Jankowski recently published a study on the imminent threat facing the state’s wetlands, which showed sea-level rise occurs here four times faster than the national average.
Even if she can’t sway minds, Jankowski still hopes to get action.
“The reluctance of some people in coastal Louisiana to accept that there are big challenges ahead is, in my opinion, a reflection of a societal focus on the present and very short-term as opposed to thinking about even 20 to 50 years out,” Jankowski says.
“Even if we can’t agree on the source, can we at least agree that something has to be done based on the changes that we do see? And the problems that are coming up?”
For some, the future is now
The problems aren’t just coming. Down the coast, they’ve already begun.
Two-hundred miles east of Cameron, in the Mississippi Delta, pilot Charlie Hammonds has been flying since the 1950s, when he was 15.
Today as he glides over the wetlands around Houma, he sees dead trees submerged in saltwater.
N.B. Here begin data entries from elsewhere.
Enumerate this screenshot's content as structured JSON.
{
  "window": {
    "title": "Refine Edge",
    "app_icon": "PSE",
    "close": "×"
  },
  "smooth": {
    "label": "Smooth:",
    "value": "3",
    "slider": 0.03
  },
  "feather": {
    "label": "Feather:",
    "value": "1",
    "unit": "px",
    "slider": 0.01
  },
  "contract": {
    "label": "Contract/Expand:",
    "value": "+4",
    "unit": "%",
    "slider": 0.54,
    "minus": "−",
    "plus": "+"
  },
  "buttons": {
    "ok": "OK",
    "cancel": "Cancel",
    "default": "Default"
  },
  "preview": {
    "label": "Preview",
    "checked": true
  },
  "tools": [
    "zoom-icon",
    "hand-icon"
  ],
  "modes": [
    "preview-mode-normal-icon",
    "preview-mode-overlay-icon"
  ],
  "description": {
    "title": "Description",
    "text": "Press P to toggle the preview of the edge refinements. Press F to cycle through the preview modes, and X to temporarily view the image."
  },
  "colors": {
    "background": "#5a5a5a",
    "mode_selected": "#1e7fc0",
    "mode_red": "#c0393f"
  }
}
His cockpit has given him a vantage point over the last 50 or 60 years to see a “cancer” spread across the land.
Scientists and locals all agree the fragile wetlands are an extremely complicated ecosystem. And they will admit there are many possible reasons for changes, in addition to the sea levels rising.
Tulane’s Jankowski concedes the land itself is sinking because of the settling of materials brought by the Mississippi River over the last several thousand years.
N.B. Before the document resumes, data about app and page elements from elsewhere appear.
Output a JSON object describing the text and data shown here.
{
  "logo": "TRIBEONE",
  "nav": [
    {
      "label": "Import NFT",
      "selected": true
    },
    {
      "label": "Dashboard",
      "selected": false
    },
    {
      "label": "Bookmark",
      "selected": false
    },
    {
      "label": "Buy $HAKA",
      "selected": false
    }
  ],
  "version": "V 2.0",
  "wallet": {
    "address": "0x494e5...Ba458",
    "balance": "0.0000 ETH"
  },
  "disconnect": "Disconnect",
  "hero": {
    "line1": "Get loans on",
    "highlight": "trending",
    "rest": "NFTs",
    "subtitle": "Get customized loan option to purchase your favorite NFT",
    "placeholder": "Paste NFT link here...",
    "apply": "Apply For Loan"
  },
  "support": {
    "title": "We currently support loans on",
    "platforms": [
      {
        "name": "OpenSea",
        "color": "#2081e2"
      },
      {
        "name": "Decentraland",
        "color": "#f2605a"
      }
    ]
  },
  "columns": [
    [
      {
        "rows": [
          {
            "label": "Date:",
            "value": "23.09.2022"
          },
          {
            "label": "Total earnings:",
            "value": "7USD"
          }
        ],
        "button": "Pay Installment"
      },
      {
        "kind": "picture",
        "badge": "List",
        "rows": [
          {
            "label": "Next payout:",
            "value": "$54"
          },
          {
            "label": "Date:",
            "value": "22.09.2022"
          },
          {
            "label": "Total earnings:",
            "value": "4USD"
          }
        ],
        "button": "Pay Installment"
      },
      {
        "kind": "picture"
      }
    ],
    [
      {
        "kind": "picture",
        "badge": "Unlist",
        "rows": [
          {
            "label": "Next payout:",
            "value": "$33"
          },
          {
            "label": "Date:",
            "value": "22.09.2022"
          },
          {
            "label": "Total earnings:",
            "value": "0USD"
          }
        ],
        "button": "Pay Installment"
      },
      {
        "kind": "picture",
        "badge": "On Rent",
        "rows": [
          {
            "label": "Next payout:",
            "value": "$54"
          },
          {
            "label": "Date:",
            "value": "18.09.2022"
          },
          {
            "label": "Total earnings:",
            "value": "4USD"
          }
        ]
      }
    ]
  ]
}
But she says the “massive” amount of data obtained for the “unprecedented” Tulane study has left absolutely no doubt in her mind that sea-level rise is also playing a big part.
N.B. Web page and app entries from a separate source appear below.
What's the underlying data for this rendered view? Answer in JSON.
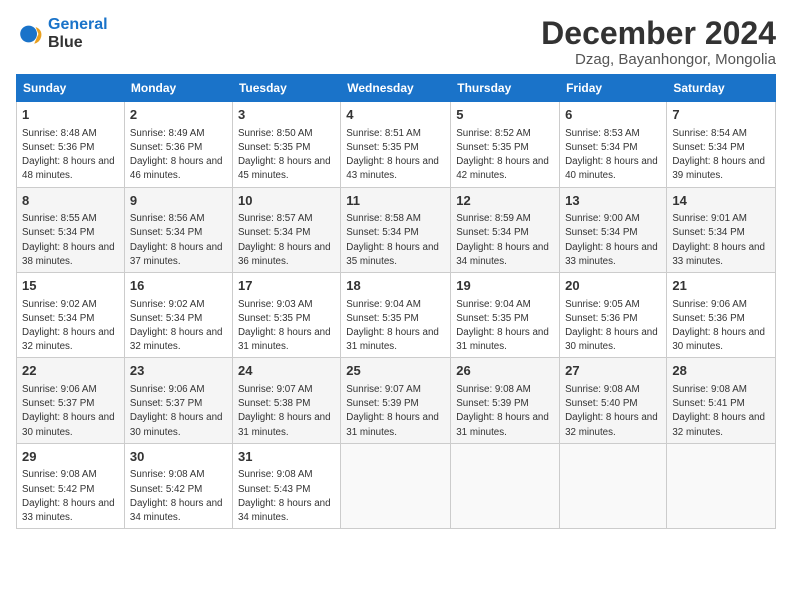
{
  "logo": {
    "line1": "General",
    "line2": "Blue"
  },
  "title": "December 2024",
  "subtitle": "Dzag, Bayanhongor, Mongolia",
  "days_of_week": [
    "Sunday",
    "Monday",
    "Tuesday",
    "Wednesday",
    "Thursday",
    "Friday",
    "Saturday"
  ],
  "weeks": [
    [
      {
        "day": "1",
        "sunrise": "8:48 AM",
        "sunset": "5:36 PM",
        "daylight": "8 hours and 48 minutes."
      },
      {
        "day": "2",
        "sunrise": "8:49 AM",
        "sunset": "5:36 PM",
        "daylight": "8 hours and 46 minutes."
      },
      {
        "day": "3",
        "sunrise": "8:50 AM",
        "sunset": "5:35 PM",
        "daylight": "8 hours and 45 minutes."
      },
      {
        "day": "4",
        "sunrise": "8:51 AM",
        "sunset": "5:35 PM",
        "daylight": "8 hours and 43 minutes."
      },
      {
        "day": "5",
        "sunrise": "8:52 AM",
        "sunset": "5:35 PM",
        "daylight": "8 hours and 42 minutes."
      },
      {
        "day": "6",
        "sunrise": "8:53 AM",
        "sunset": "5:34 PM",
        "daylight": "8 hours and 40 minutes."
      },
      {
        "day": "7",
        "sunrise": "8:54 AM",
        "sunset": "5:34 PM",
        "daylight": "8 hours and 39 minutes."
      }
    ],
    [
      {
        "day": "8",
        "sunrise": "8:55 AM",
        "sunset": "5:34 PM",
        "daylight": "8 hours and 38 minutes."
      },
      {
        "day": "9",
        "sunrise": "8:56 AM",
        "sunset": "5:34 PM",
        "daylight": "8 hours and 37 minutes."
      },
      {
        "day": "10",
        "sunrise": "8:57 AM",
        "sunset": "5:34 PM",
        "daylight": "8 hours and 36 minutes."
      },
      {
        "day": "11",
        "sunrise": "8:58 AM",
        "sunset": "5:34 PM",
        "daylight": "8 hours and 35 minutes."
      },
      {
        "day": "12",
        "sunrise": "8:59 AM",
        "sunset": "5:34 PM",
        "daylight": "8 hours and 34 minutes."
      },
      {
        "day": "13",
        "sunrise": "9:00 AM",
        "sunset": "5:34 PM",
        "daylight": "8 hours and 33 minutes."
      },
      {
        "day": "14",
        "sunrise": "9:01 AM",
        "sunset": "5:34 PM",
        "daylight": "8 hours and 33 minutes."
      }
    ],
    [
      {
        "day": "15",
        "sunrise": "9:02 AM",
        "sunset": "5:34 PM",
        "daylight": "8 hours and 32 minutes."
      },
      {
        "day": "16",
        "sunrise": "9:02 AM",
        "sunset": "5:34 PM",
        "daylight": "8 hours and 32 minutes."
      },
      {
        "day": "17",
        "sunrise": "9:03 AM",
        "sunset": "5:35 PM",
        "daylight": "8 hours and 31 minutes."
      },
      {
        "day": "18",
        "sunrise": "9:04 AM",
        "sunset": "5:35 PM",
        "daylight": "8 hours and 31 minutes."
      },
      {
        "day": "19",
        "sunrise": "9:04 AM",
        "sunset": "5:35 PM",
        "daylight": "8 hours and 31 minutes."
      },
      {
        "day": "20",
        "sunrise": "9:05 AM",
        "sunset": "5:36 PM",
        "daylight": "8 hours and 30 minutes."
      },
      {
        "day": "21",
        "sunrise": "9:06 AM",
        "sunset": "5:36 PM",
        "daylight": "8 hours and 30 minutes."
      }
    ],
    [
      {
        "day": "22",
        "sunrise": "9:06 AM",
        "sunset": "5:37 PM",
        "daylight": "8 hours and 30 minutes."
      },
      {
        "day": "23",
        "sunrise": "9:06 AM",
        "sunset": "5:37 PM",
        "daylight": "8 hours and 30 minutes."
      },
      {
        "day": "24",
        "sunrise": "9:07 AM",
        "sunset": "5:38 PM",
        "daylight": "8 hours and 31 minutes."
      },
      {
        "day": "25",
        "sunrise": "9:07 AM",
        "sunset": "5:39 PM",
        "daylight": "8 hours and 31 minutes."
      },
      {
        "day": "26",
        "sunrise": "9:08 AM",
        "sunset": "5:39 PM",
        "daylight": "8 hours and 31 minutes."
      },
      {
        "day": "27",
        "sunrise": "9:08 AM",
        "sunset": "5:40 PM",
        "daylight": "8 hours and 32 minutes."
      },
      {
        "day": "28",
        "sunrise": "9:08 AM",
        "sunset": "5:41 PM",
        "daylight": "8 hours and 32 minutes."
      }
    ],
    [
      {
        "day": "29",
        "sunrise": "9:08 AM",
        "sunset": "5:42 PM",
        "daylight": "8 hours and 33 minutes."
      },
      {
        "day": "30",
        "sunrise": "9:08 AM",
        "sunset": "5:42 PM",
        "daylight": "8 hours and 34 minutes."
      },
      {
        "day": "31",
        "sunrise": "9:08 AM",
        "sunset": "5:43 PM",
        "daylight": "8 hours and 34 minutes."
      },
      null,
      null,
      null,
      null
    ]
  ]
}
Fishing, shrimping, crabbing and oystering villages like Cocodrie, Chauvin, and Dulac now have to prepare for the worst. It is a scenario that Native American families on Isle de Jean Charles have already experienced.
Eight generations of Biloxi Chitimacha-Choctaws have called the area home since the 1830s. Their land shrank from 2,200 acres to around 350 acres. About 70% of the population has left.
Chris Brunet is one of about 70 people who chose to stay, for now. He’s watched the island die before his eyes. Large trees in full bloom used to fill his yard. They slowly withered and rotted away, and are now gone.
“It didn’t happen overnight,” Brunet says. “It was like a slow process, but then. ‘Wow.'”
The “paradise” where his grandparents caught wild fish 100 years ago is gone. He believes natural factors, human factors, and oil and gas industries nearby destroyed it.
“I believe that the Gulf of Mexico is such a powerful force that it wants to make its way north. And that man did play a part in bringing it to a more rapid process to what it is today,” Brunet says.
Brunet, 51, says the focus now must shift toward moving so future generations can survive.
How to prepare is also on the mind of Jonathan Foret back in Houma, where he shows children around his South Louisiana Wetlands Discovery Center. As they discuss the possibility their homes, like those on Isle de Jean Charles, may also melt away into nothing but memories in a scrapbook, he thinks of a Bible story as a symbol.
“Just like Noah, we’ve been given some information about what is going to happen in the future, and we can prepare for that future, or we can decide to dismiss the facts,” Foret says. “What we decide to do will directly impact the future of our families and our communities. Me, I’m going to build a boat. Facts don’t change based on my ability to stomach them.”